The Commission also recommends more funding at the trial level. The report points out that most death penalty verdicts are getting overturned by federal courts, causing expenditures for costly retrials. The leading cause of such reversals is trial attorneys' failure to adequately investigate potential mitigating evidence, as required under Wiggins v. Smith (539 US 510, 2003).

Part of the reason for that abysmal record, according to the Commission, is that many counties are paying private attorneys a flat fee. This discourages them from hiring investigators and expert witnesses, because the money comes out of their own pocket. The Commission urged the state Supreme Court to increase funding for privately appointed lawyers so that they are paid enough to ensure "high quality legal representation" and so that they obtain the necessary expert services.

The Commission's recommendations to pour massive additional funding into a faulty system are sure to be controversial. The Commission mentions less costly alternatives, including getting rid of the death penalty altogether (as some other states have done) or at least reducing its scope so that only the "worst of the worst" are eligible.
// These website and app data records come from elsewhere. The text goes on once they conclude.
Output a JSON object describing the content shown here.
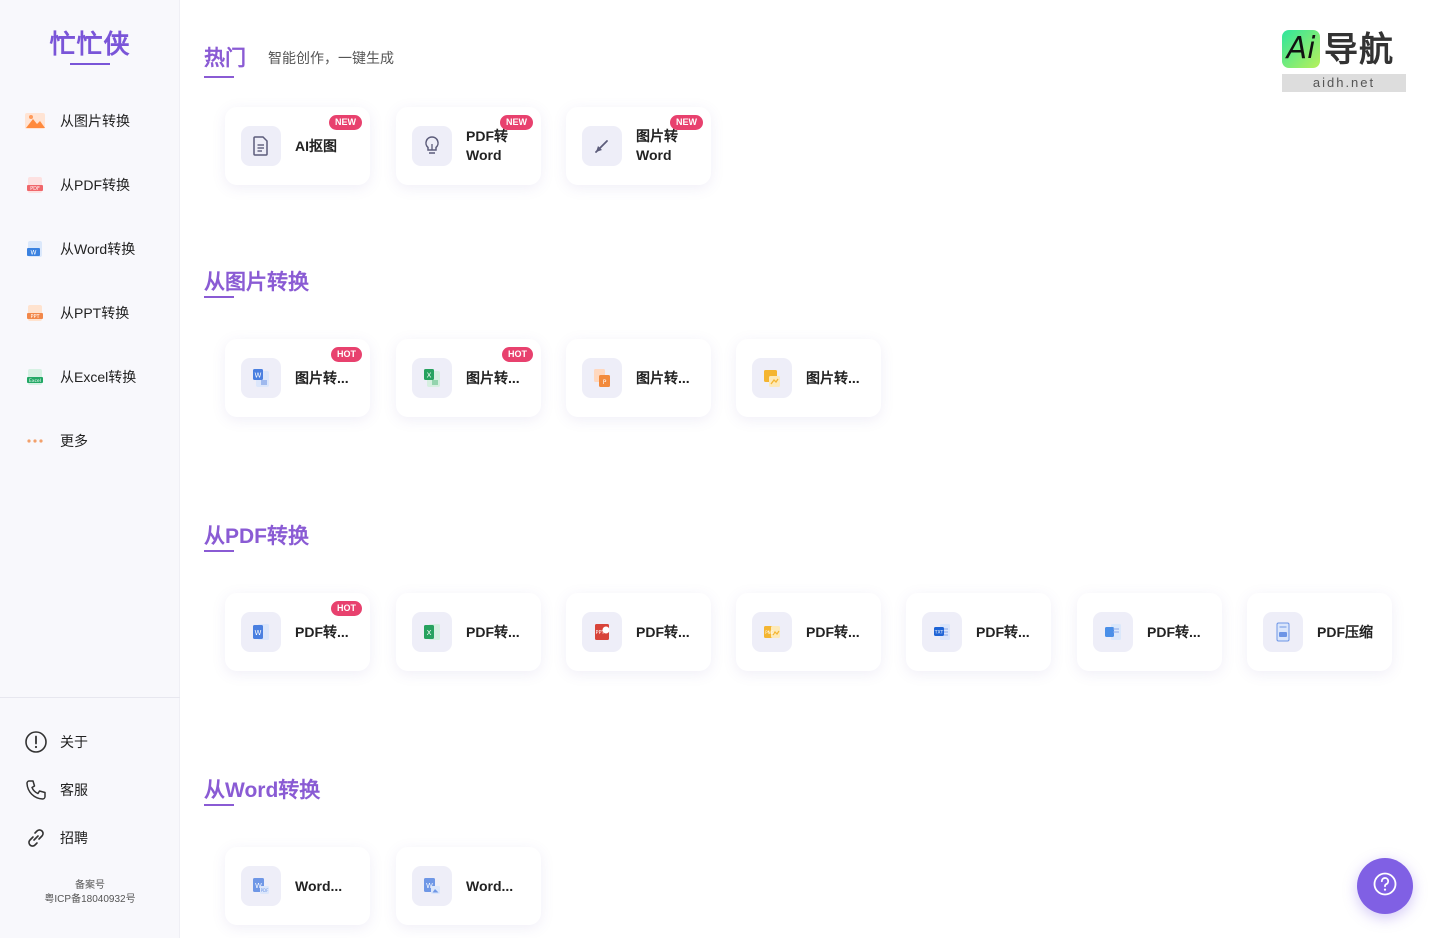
{
  "brand": {
    "logo": "忙忙侠"
  },
  "sidebar": {
    "items": [
      {
        "label": "从图片转换",
        "icon": "image-icon"
      },
      {
        "label": "从PDF转换",
        "icon": "pdf-file-icon"
      },
      {
        "label": "从Word转换",
        "icon": "word-file-icon"
      },
      {
        "label": "从PPT转换",
        "icon": "ppt-file-icon"
      },
      {
        "label": "从Excel转换",
        "icon": "excel-file-icon"
      },
      {
        "label": "更多",
        "icon": "more-dots-icon"
      }
    ],
    "footer": [
      {
        "label": "关于",
        "icon": "info-icon"
      },
      {
        "label": "客服",
        "icon": "phone-icon"
      },
      {
        "label": "招聘",
        "icon": "link-icon"
      }
    ],
    "icp_line1": "备案号",
    "icp_line2": "粤ICP备18040932号"
  },
  "sections": {
    "hot": {
      "title": "热门",
      "subtitle": "智能创作，一键生成",
      "cards": [
        {
          "label": "AI抠图",
          "badge": "NEW",
          "icon": "document-icon"
        },
        {
          "label": "PDF转Word",
          "line1": "PDF转",
          "line2": "Word",
          "badge": "NEW",
          "icon": "lightbulb-icon"
        },
        {
          "label": "图片转Word",
          "line1": "图片转",
          "line2": "Word",
          "badge": "NEW",
          "icon": "pen-icon"
        }
      ]
    },
    "image": {
      "title": "从图片转换",
      "cards": [
        {
          "label": "图片转...",
          "badge": "HOT",
          "icon": "image-to-word-icon"
        },
        {
          "label": "图片转...",
          "badge": "HOT",
          "icon": "image-to-excel-icon"
        },
        {
          "label": "图片转...",
          "badge": "",
          "icon": "image-to-ppt-icon"
        },
        {
          "label": "图片转...",
          "badge": "",
          "icon": "image-to-pdf-icon"
        }
      ]
    },
    "pdf": {
      "title": "从PDF转换",
      "cards": [
        {
          "label": "PDF转...",
          "badge": "HOT",
          "icon": "pdf-to-word-icon"
        },
        {
          "label": "PDF转...",
          "badge": "",
          "icon": "pdf-to-excel-icon"
        },
        {
          "label": "PDF转...",
          "badge": "",
          "icon": "pdf-to-ppt-icon"
        },
        {
          "label": "PDF转...",
          "badge": "",
          "icon": "pdf-to-image-icon"
        },
        {
          "label": "PDF转...",
          "badge": "",
          "icon": "pdf-to-txt-icon"
        },
        {
          "label": "PDF转...",
          "badge": "",
          "icon": "pdf-to-html-icon"
        },
        {
          "label": "PDF压缩",
          "badge": "",
          "icon": "pdf-compress-icon"
        }
      ]
    },
    "word": {
      "title": "从Word转换",
      "cards": [
        {
          "label": "Word...",
          "badge": "",
          "icon": "word-to-pdf-icon"
        },
        {
          "label": "Word...",
          "badge": "",
          "icon": "word-to-image-icon"
        }
      ]
    }
  },
  "watermark": {
    "brand": "Ai",
    "name": "导航",
    "url": "aidh.net"
  },
  "help_button": {
    "icon": "question-icon"
  },
  "colors": {
    "accent": "#8a5bd4",
    "badge": "#e8416e",
    "help": "#8060e4"
  }
}
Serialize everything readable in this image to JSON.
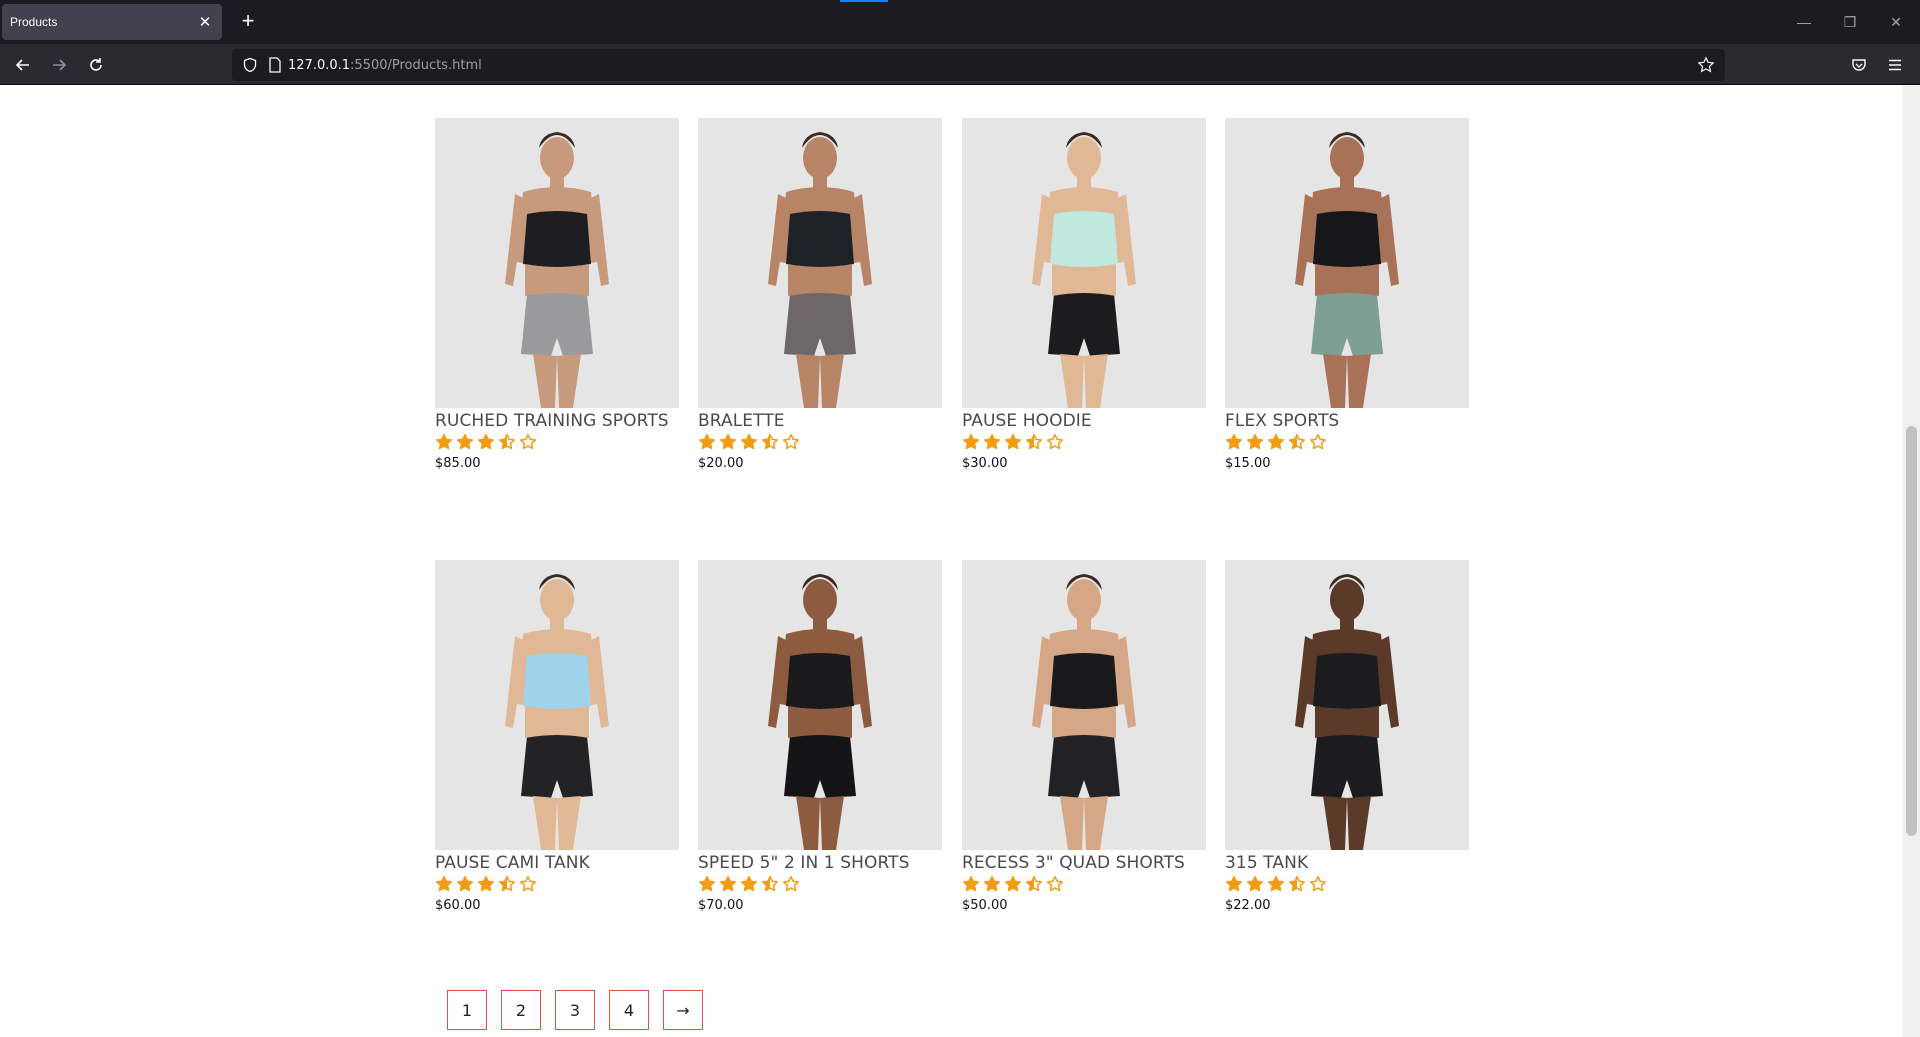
{
  "browser": {
    "tab_title": "Products",
    "url_host": "127.0.0.1",
    "url_rest": ":5500/Products.html"
  },
  "colors": {
    "star": "#f39c12",
    "pager_border": "#e0533f"
  },
  "products": [
    {
      "name": "RUCHED TRAINING SPORTS",
      "price": "$85.00",
      "rating": 3.5,
      "top": "#1e1e22",
      "bottom": "#9a9a9d",
      "skin": "#c79a7e"
    },
    {
      "name": "BRALETTE",
      "price": "$20.00",
      "rating": 3.5,
      "top": "#1f2128",
      "bottom": "#6e6668",
      "skin": "#b78466"
    },
    {
      "name": "PAUSE HOODIE",
      "price": "$30.00",
      "rating": 3.5,
      "top": "#bfe9de",
      "bottom": "#1c1c1e",
      "skin": "#e1b896"
    },
    {
      "name": "FLEX SPORTS",
      "price": "$15.00",
      "rating": 3.5,
      "top": "#17171a",
      "bottom": "#7f9f94",
      "skin": "#a87258"
    },
    {
      "name": "PAUSE CAMI TANK",
      "price": "$60.00",
      "rating": 3.5,
      "top": "#9fd3ec",
      "bottom": "#232326",
      "skin": "#e1b896"
    },
    {
      "name": "SPEED 5\" 2 IN 1 SHORTS",
      "price": "$70.00",
      "rating": 3.5,
      "top": "#1a1a1c",
      "bottom": "#141416",
      "skin": "#8c5b40"
    },
    {
      "name": "RECESS 3\" QUAD SHORTS",
      "price": "$50.00",
      "rating": 3.5,
      "top": "#1a1a1c",
      "bottom": "#222226",
      "skin": "#d6a787"
    },
    {
      "name": "315 TANK",
      "price": "$22.00",
      "rating": 3.5,
      "top": "#1c1c1f",
      "bottom": "#1c1c1f",
      "skin": "#5b3a2a"
    }
  ],
  "pagination": [
    "1",
    "2",
    "3",
    "4",
    "→"
  ]
}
One very sound recommendation is to eliminate felony murder as grounds for death. (see the New York Times editorial by Adam Liptak, "American Exception: Serving Life for Providing Car to Killers," for an excellent discussion of the felony murder rule.)

Narrowing the death penalty's scope to five especially heinous grounds would reduce the current death row population to 368, the Commission said.

The comprehensive report also addresses geographic variations in death penalty implementation. Researchers have found that rural counties in California with high proportions of whites impose death at a higher rate, and - perhaps not coincidentally - people who kill African Americans are less likely to receive the ultimate punishment.

The Commission, created in 2004 to recommend reforms to make the state's criminal justice system fairer, heard from 72 witnesses over a six-month period. In addition to the majority recommendations, the downloadable, 145-page report contains dissenting statements from police and prosecutor members as well as a call for death penalty abolition by commission members from the defense bar.

The Commission is composed of law enforcement, prosecutors, defense attorneys, judges, and citizens. It has already issued a series of unanimous recommendations on other criminal justice issues, including eyewitness identification, false confessions, jailhouse informants, scientific evidence, and wrongful conviction remedies. (See my previous blog post (here) for links to those reports.

San Francisco Chronicle coverage of the report is here. The American Bar Association's study on the death penalty in eight states is here. Critical analysis of the U.S. death penalty by Time and Newsweek magazines are here and here.